Technological Pedagogical and Content Knowledge, or TPACK, focuses on the complex and multi-dimensional aspects of teacher knowledge while simultaneously determining the information required by instructors for technology integration within their teaching. The core of TPACK’s foundation is the interconnection of the three primary forms of knowledge: Content Knowledge (CK), Pedagogical Knowledge (PK) and Technological Knowledge (TK). However, each of these primary forms does not exist in isolation; they overlap each other much like a Venn diagram (see above).

Effective technology integration within our teaching regarding pedagogy and specific subject matter necessitates developing relationships between each component. There are many factors such as grade-level, culture (schools and student body) and instructional staff affecting technology integration. Therefore, no combination of technology, content or pedagogy will pertain to every teacher or school. Let’s examine the relationships between the core principles of TPACK.

For the sake of time and space, I will not define technology, pedagogy or content knowledge, we all know what they are. However, it is the interplay between each of them we will examine:

Pedagogical Content Knowledge (PCK): transpires when the subject matter is transformed for teaching. This occurs when the instructor interprets the material and then finds multiple ways to represents it. This incorporates everything including curriculum, instruction, learning and assessment and pedagogy. Hence, the reason it is classified as PCK (Shulman, 1986).
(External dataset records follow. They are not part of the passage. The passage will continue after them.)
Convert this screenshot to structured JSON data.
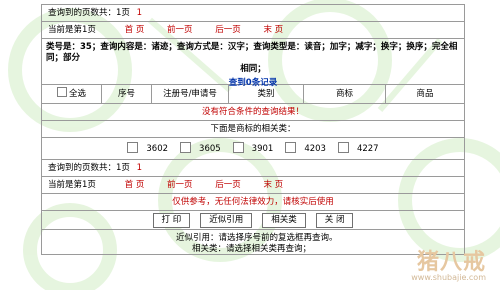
{
  "pager_top": {
    "total_text": "查询到的页数共：1页",
    "page_num": "1",
    "current_text": "当前是第1页",
    "links": [
      "首 页",
      "前一页",
      "后一页",
      "末 页"
    ]
  },
  "query": {
    "summary_line1": "类号是：35；查询内容是：诸迹；查询方式是：汉字；查询类型是：读音；加字；减字；换字；换序；完全相同；部分",
    "summary_line2": "相同；",
    "result_count": "查到0条记录"
  },
  "table": {
    "select_all_label": "全选",
    "columns": [
      "序号",
      "注册号/申请号",
      "类别",
      "商标",
      "商品"
    ]
  },
  "no_result_text": "没有符合条件的查询结果！",
  "related": {
    "title": "下面是商标的相关类：",
    "codes": [
      "3602",
      "3605",
      "3901",
      "4203",
      "4227"
    ]
  },
  "pager_bottom": {
    "total_text": "查询到的页数共：1页",
    "page_num": "1",
    "current_text": "当前是第1页",
    "links": [
      "首 页",
      "前一页",
      "后一页",
      "末 页"
    ]
  },
  "disclaimer": "仅供参考，无任何法律效力，请核实后使用",
  "buttons": {
    "print": "打 印",
    "similar": "近似引用",
    "related": "相关类",
    "close": "关 闭"
  },
  "footer": {
    "line1": "近似引用：请选择序号前的复选框再查询。",
    "line2": "相关类：请选择相关类再查询；"
  },
  "watermark": {
    "text": "猪八戒",
    "url": "www.shubajie.com"
  },
  "colors": {
    "accent_red": "#c00000",
    "link_blue": "#0033aa",
    "border_gray": "#9a9a9a",
    "watermark_green": "#7ecb63"
  }
}
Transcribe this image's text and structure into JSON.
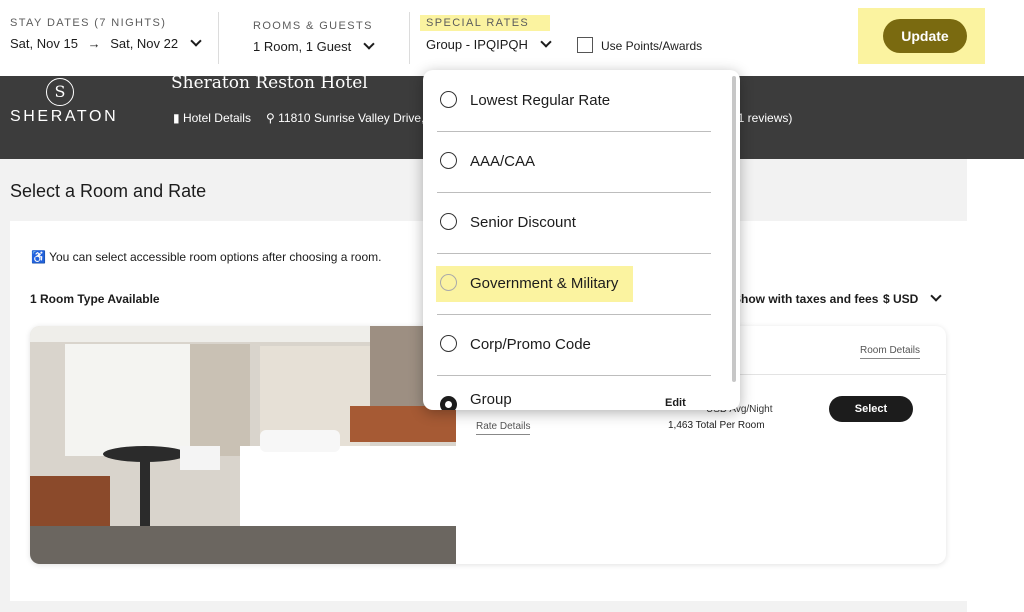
{
  "search_bar": {
    "stay_dates_label": "STAY DATES (7 NIGHTS)",
    "check_in": "Sat, Nov 15",
    "arrow": "→",
    "check_out": "Sat, Nov 22",
    "rooms_label": "ROOMS & GUESTS",
    "rooms_value": "1 Room, 1 Guest",
    "special_rates_label": "SPECIAL RATES",
    "special_rates_value": "Group - IPQIPQH",
    "use_points_label": "Use Points/Awards",
    "update_label": "Update"
  },
  "hero": {
    "brand": "SHERATON",
    "brand_mark": "S",
    "hotel_name": "Sheraton Reston Hotel",
    "hotel_details": "Hotel Details",
    "address": "11810 Sunrise Valley Drive,",
    "reviews_fragment": "51 reviews)"
  },
  "main": {
    "heading": "Select a Room and Rate",
    "accessible_note": "You can select accessible room options after choosing a room.",
    "room_types": "1 Room Type Available",
    "show_taxes": "Show with taxes and fees",
    "currency": "$ USD"
  },
  "room_card": {
    "room_details": "Room Details",
    "rate_details": "Rate Details",
    "price_fragment": "USD Avg/Night",
    "total": "1,463 Total Per Room",
    "edit": "Edit",
    "select_label": "Select"
  },
  "rates_dropdown": {
    "options": [
      {
        "label": "Lowest Regular Rate",
        "selected": false
      },
      {
        "label": "AAA/CAA",
        "selected": false
      },
      {
        "label": "Senior Discount",
        "selected": false
      },
      {
        "label": "Government & Military",
        "selected": false,
        "highlighted": true
      },
      {
        "label": "Corp/Promo Code",
        "selected": false
      },
      {
        "label": "Group",
        "selected": true
      }
    ]
  },
  "colors": {
    "highlight": "#fbf3a0",
    "update_button": "#7a6a10",
    "hero_bg": "#3c3c3c"
  }
}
Technological Content Knowledge (TCK): teachers need to understand how technology and content hinder and influence one another. Teachers can no longer master just the subject matter they teach, but how it can be changed by utilizing certain technologies. Instructors should understand what technologies are best suited for their subject domain and how the relationship may change both the technology and the subject matter (Koehler and Mishra, 2009).
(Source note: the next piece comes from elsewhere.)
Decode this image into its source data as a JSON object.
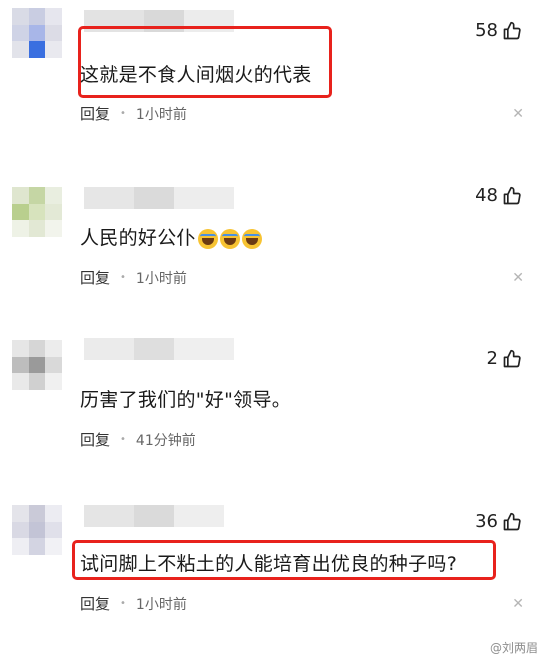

Technological Pedagogical Knowledge (TPK): this is exemplified when technology is used in particular ways in altering teaching and learning. This includes knowing the limits of tech tools as related to pedagogical designs and strategies (Koehler and Mishra, 2009).

Technological Pedagogical Content Knowledge (TPACK): TPACK is different from the knowledge of all three disciplines individually. It is effective teaching with technology, demanding an understanding of concepts using technology, pedagogical strategies exploiting technology in ways to teach the content as well as pedagogical strategies when activating student’s prior knowledge in learning content.

In conclusion, when I discovered TPACK I had to ask myself where I fell in the diagram. Last year, as a brand-new intern teacher, I was confident in my content knowledge. However, I had very little confidence in my pedagogy and I was fairly confident with technology. This year, as a part of EdTech Cadre I have discovered more tech tools and their effectiveness with different pedagogical strategies, while I am still working on my pedagogy. My question to all of you is: Where are you on the TPACK Venn Diagram?